Page and application data records
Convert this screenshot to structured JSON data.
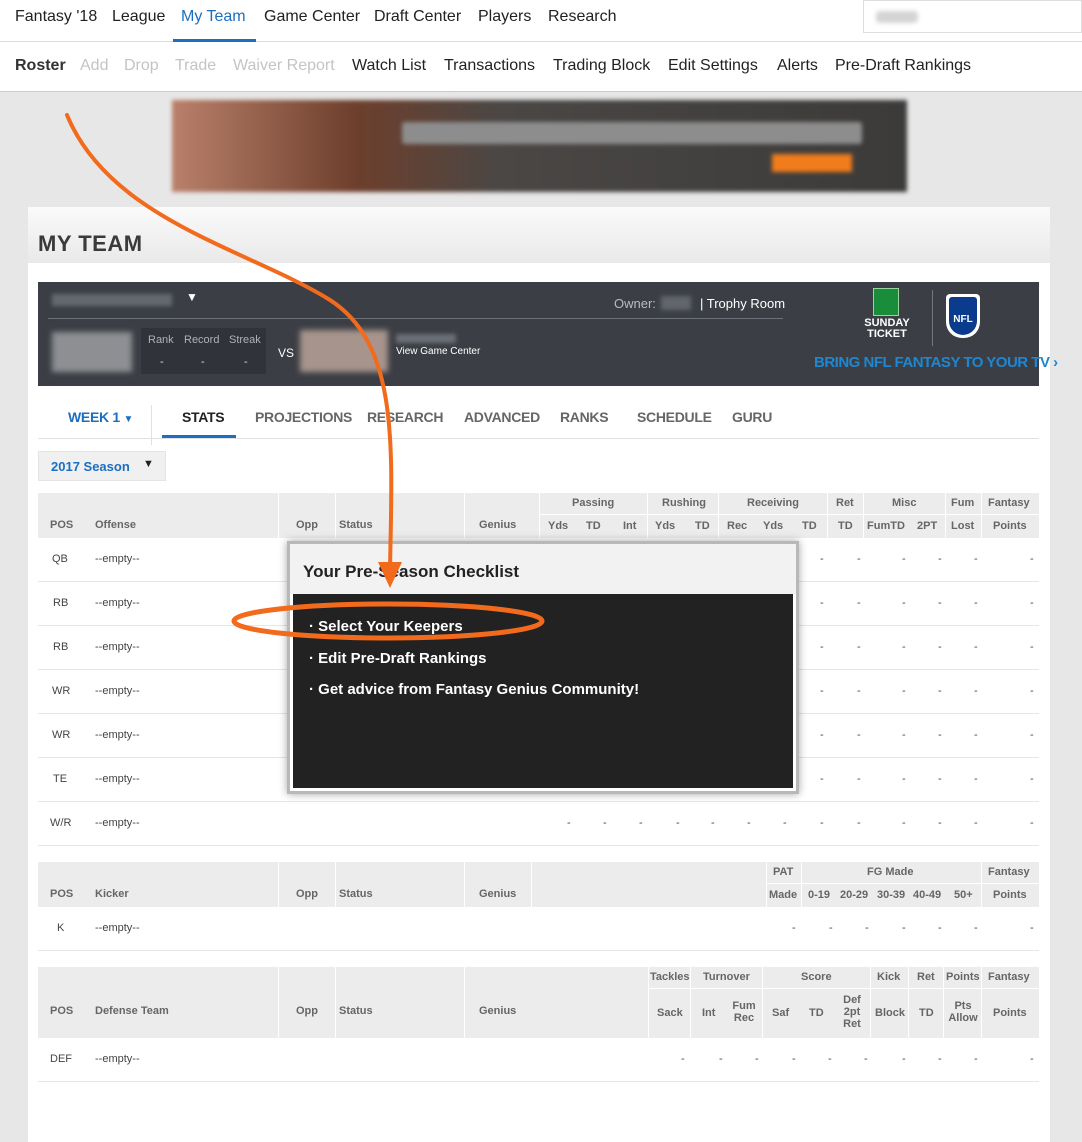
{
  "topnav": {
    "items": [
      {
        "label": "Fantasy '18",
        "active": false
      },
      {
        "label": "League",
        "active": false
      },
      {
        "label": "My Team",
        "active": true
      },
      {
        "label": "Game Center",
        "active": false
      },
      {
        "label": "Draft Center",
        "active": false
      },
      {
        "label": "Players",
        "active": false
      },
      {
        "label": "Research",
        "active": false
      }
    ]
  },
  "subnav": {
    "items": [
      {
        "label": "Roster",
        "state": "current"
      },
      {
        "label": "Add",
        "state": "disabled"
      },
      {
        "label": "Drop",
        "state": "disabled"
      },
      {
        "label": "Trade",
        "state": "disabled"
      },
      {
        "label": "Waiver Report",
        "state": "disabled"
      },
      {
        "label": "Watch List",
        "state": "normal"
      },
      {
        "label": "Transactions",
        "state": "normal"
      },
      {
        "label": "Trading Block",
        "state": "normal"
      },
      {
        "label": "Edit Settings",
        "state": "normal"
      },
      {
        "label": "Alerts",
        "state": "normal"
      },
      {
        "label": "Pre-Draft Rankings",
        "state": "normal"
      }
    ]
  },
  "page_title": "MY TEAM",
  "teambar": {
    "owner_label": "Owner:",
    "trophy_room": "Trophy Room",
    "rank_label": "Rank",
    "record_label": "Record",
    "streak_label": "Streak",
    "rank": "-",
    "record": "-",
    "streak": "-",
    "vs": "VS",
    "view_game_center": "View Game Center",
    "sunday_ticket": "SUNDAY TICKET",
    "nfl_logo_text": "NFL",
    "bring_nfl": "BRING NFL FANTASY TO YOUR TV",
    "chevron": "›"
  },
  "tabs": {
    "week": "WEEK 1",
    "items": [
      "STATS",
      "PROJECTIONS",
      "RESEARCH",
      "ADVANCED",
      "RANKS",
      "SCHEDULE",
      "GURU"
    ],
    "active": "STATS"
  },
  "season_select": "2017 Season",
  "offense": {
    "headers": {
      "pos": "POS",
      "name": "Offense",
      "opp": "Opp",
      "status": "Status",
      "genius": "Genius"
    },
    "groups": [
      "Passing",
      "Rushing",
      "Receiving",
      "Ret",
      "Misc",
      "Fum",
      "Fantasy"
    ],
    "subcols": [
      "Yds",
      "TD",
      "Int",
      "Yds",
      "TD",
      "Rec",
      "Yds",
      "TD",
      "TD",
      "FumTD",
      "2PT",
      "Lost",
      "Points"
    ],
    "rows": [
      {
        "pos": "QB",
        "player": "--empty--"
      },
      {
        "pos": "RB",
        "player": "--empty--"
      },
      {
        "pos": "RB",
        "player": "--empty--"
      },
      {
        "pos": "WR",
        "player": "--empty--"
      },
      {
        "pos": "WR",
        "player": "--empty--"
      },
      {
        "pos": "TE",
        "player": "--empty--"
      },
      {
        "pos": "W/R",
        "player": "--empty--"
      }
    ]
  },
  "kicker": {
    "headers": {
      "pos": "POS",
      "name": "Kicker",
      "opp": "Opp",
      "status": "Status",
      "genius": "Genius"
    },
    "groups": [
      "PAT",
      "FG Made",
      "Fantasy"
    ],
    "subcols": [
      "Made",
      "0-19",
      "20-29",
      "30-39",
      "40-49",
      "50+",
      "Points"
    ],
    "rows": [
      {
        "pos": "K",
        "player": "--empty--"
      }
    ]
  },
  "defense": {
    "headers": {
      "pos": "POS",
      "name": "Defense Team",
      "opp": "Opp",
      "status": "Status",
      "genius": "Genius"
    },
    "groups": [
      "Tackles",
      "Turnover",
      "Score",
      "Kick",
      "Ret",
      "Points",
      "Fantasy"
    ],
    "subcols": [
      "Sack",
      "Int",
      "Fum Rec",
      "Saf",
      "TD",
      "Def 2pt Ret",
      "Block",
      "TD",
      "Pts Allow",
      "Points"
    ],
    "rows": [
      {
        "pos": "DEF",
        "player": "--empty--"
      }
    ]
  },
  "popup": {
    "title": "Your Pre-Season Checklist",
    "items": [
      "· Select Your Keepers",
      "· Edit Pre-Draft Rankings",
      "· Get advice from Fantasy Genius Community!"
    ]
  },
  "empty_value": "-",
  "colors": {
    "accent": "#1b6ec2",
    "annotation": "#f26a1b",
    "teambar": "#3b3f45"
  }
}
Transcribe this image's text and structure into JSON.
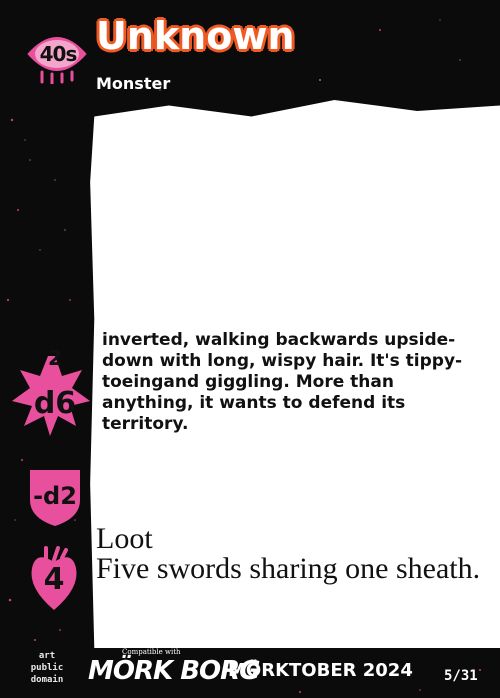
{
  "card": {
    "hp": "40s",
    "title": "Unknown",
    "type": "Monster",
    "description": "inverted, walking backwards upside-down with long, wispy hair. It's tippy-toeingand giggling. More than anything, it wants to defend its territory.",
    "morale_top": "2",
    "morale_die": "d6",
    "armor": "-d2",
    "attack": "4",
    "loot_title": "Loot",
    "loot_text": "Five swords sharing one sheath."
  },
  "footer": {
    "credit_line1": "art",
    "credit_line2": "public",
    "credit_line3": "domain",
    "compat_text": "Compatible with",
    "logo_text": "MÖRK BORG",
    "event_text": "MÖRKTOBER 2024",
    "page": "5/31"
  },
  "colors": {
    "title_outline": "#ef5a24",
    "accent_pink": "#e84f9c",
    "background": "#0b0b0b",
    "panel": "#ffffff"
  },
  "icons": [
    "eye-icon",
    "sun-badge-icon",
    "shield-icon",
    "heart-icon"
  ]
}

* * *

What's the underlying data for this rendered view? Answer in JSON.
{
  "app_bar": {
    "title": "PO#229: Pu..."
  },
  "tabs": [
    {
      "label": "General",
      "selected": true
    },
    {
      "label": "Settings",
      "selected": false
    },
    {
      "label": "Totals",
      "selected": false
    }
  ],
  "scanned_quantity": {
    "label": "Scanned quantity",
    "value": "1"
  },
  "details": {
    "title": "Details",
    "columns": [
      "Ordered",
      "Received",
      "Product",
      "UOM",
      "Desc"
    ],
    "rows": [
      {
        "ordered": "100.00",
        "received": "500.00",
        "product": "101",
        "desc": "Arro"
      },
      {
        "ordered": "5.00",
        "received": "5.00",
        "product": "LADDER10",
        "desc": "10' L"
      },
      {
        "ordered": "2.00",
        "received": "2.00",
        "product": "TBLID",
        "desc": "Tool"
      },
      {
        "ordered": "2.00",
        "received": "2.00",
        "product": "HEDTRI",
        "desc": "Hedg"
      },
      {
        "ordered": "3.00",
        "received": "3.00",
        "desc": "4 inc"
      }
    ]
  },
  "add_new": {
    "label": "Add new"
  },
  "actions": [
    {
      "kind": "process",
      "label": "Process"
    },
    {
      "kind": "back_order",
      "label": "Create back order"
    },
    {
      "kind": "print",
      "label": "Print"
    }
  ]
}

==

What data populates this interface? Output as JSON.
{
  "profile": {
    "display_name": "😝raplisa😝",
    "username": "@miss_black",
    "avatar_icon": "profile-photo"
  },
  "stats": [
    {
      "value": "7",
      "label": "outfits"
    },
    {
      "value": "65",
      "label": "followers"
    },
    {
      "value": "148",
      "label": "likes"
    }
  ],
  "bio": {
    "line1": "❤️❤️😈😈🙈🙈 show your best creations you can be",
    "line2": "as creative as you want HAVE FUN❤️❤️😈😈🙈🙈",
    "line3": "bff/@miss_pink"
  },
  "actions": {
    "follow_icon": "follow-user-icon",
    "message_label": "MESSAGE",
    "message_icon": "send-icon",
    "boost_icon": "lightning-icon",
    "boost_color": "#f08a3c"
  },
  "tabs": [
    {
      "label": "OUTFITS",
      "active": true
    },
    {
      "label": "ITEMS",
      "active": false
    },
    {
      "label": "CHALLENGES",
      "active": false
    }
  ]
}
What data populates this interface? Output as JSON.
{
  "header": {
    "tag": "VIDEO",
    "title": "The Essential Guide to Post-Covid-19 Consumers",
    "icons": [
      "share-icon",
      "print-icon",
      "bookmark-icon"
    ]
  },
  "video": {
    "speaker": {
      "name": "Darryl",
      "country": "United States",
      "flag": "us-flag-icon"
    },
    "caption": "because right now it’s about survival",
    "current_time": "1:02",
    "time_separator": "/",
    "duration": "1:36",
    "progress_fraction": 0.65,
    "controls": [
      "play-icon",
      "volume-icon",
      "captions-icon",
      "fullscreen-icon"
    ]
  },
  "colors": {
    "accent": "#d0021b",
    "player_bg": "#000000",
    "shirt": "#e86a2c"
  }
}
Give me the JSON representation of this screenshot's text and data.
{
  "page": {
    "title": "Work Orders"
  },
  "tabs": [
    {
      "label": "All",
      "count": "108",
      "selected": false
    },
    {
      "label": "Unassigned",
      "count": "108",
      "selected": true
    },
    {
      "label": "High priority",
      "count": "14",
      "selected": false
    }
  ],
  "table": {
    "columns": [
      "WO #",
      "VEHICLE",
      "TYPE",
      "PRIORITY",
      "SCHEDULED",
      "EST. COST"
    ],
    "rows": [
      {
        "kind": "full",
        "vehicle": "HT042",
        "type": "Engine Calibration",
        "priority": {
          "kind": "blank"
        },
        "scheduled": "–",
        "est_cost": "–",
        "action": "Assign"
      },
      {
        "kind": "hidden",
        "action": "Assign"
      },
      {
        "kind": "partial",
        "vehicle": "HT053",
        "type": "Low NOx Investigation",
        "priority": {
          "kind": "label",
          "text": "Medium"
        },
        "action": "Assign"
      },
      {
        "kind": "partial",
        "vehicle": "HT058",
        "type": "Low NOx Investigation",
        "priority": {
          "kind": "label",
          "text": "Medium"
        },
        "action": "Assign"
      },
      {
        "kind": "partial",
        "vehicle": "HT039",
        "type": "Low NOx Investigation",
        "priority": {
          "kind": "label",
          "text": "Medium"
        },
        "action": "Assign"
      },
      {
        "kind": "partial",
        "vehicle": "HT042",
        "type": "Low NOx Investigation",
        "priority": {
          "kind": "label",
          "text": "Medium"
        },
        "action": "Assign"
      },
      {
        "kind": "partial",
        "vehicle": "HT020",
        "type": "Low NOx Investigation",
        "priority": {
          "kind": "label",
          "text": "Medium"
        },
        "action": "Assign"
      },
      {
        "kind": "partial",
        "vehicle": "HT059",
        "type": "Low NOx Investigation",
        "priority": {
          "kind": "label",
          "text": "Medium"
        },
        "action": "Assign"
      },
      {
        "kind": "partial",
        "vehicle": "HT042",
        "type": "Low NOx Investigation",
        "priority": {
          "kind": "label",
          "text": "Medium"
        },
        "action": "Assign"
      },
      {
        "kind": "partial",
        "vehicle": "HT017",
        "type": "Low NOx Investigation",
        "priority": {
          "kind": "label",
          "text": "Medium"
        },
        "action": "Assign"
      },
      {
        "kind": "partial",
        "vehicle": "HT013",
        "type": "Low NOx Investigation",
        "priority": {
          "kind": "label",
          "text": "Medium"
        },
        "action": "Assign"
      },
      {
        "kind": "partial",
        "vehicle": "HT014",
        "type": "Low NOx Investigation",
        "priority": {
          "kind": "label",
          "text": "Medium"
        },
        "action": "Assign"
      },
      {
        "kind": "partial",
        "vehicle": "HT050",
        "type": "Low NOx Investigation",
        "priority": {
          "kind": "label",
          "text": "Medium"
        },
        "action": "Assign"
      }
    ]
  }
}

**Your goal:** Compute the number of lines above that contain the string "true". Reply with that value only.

**Written reply:** 4